(Stored data)
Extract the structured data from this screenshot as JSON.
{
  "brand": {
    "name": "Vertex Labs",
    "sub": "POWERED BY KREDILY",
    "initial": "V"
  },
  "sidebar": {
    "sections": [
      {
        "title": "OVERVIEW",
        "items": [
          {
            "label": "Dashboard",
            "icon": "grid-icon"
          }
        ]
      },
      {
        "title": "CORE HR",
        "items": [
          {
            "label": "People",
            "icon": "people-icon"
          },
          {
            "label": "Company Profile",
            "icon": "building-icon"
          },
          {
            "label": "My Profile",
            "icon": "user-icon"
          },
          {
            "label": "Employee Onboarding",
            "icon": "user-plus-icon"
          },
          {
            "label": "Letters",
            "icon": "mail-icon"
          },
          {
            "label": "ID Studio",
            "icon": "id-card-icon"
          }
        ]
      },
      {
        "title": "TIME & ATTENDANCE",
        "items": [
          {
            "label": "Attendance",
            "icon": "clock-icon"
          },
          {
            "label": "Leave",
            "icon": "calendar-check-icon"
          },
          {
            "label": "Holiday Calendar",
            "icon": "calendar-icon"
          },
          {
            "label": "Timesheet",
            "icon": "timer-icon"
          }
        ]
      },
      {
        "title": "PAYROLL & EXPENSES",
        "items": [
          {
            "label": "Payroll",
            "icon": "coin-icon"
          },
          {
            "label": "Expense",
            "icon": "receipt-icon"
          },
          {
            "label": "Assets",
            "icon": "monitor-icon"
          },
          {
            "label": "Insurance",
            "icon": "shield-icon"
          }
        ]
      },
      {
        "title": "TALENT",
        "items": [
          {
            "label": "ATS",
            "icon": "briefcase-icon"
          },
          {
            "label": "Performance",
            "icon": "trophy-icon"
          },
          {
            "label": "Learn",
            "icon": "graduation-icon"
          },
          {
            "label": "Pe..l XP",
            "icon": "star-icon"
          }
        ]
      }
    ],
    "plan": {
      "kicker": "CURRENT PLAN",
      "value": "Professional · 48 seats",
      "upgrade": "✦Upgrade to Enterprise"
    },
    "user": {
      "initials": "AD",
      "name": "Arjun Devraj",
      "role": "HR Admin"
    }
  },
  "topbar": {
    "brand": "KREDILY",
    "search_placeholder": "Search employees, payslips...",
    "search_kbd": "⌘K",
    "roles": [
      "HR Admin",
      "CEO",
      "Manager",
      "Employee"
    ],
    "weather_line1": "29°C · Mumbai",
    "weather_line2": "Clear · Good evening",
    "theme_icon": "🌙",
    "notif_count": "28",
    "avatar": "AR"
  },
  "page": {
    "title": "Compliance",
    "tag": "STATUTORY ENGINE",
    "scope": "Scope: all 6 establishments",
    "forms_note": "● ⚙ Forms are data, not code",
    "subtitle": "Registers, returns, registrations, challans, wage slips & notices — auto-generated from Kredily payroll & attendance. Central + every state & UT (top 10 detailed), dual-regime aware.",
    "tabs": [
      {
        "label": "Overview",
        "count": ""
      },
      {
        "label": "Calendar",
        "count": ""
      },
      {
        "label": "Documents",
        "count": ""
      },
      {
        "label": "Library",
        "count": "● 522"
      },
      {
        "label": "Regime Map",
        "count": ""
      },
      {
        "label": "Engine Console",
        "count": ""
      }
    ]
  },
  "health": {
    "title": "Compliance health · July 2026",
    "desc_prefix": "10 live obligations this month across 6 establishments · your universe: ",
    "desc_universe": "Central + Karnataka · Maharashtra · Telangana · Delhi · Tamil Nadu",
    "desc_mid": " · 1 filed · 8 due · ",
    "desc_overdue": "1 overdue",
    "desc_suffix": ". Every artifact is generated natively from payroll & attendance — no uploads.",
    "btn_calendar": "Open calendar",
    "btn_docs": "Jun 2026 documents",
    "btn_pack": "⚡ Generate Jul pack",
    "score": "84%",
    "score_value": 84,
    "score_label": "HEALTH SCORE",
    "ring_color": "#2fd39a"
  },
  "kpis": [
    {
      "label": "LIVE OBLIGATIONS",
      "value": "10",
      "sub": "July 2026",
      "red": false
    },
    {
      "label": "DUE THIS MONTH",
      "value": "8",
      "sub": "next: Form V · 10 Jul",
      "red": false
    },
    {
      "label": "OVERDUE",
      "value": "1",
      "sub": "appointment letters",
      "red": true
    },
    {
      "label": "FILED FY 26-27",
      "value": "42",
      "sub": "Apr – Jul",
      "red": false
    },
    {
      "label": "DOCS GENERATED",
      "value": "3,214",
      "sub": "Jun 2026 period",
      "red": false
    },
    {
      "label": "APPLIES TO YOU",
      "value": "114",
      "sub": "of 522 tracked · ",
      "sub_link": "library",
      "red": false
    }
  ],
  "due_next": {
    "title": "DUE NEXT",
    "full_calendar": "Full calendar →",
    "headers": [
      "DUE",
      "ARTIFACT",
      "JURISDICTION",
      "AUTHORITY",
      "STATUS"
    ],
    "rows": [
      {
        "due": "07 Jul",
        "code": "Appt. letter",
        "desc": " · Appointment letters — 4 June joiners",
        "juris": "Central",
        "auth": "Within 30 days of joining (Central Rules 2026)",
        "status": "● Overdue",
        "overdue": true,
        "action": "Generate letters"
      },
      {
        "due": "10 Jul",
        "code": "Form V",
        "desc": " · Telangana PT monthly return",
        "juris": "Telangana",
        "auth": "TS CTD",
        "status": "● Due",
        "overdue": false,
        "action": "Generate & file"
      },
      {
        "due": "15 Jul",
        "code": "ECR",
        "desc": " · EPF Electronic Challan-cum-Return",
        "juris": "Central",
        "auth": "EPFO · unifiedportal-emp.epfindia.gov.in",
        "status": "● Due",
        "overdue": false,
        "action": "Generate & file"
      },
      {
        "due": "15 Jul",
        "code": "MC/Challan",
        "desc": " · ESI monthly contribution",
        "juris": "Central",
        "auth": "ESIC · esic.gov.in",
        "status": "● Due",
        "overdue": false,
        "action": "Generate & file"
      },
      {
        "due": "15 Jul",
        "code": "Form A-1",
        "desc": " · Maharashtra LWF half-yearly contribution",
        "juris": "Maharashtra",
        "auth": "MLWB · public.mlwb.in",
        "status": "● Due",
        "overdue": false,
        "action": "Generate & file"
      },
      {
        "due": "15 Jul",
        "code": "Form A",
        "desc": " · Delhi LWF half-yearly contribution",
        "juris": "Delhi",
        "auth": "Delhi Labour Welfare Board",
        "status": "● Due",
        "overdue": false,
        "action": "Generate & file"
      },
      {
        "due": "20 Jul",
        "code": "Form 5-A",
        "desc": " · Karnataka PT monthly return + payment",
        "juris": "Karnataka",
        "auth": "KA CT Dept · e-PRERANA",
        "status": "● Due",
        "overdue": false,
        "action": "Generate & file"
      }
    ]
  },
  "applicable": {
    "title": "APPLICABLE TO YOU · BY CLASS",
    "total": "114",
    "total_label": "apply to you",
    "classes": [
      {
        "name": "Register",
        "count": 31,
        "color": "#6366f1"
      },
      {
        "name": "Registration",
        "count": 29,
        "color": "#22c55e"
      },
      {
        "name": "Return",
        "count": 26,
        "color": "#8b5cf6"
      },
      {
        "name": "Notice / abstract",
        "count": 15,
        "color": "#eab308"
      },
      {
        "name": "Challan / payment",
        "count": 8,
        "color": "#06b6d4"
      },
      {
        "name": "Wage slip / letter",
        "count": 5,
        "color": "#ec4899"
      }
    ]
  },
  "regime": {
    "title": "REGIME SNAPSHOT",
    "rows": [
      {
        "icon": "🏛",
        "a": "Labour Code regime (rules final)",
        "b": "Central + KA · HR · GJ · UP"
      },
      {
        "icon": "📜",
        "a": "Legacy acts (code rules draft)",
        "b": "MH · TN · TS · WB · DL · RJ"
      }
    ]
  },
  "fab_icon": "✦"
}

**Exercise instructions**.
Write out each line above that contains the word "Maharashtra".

**Result for this exercise**.
    "desc_universe": "Central + Karnataka · Maharashtra · Telangana · Delhi · Tamil Nadu",
        "desc": " · Maharashtra LWF half-yearly contribution",
        "juris": "Maharashtra",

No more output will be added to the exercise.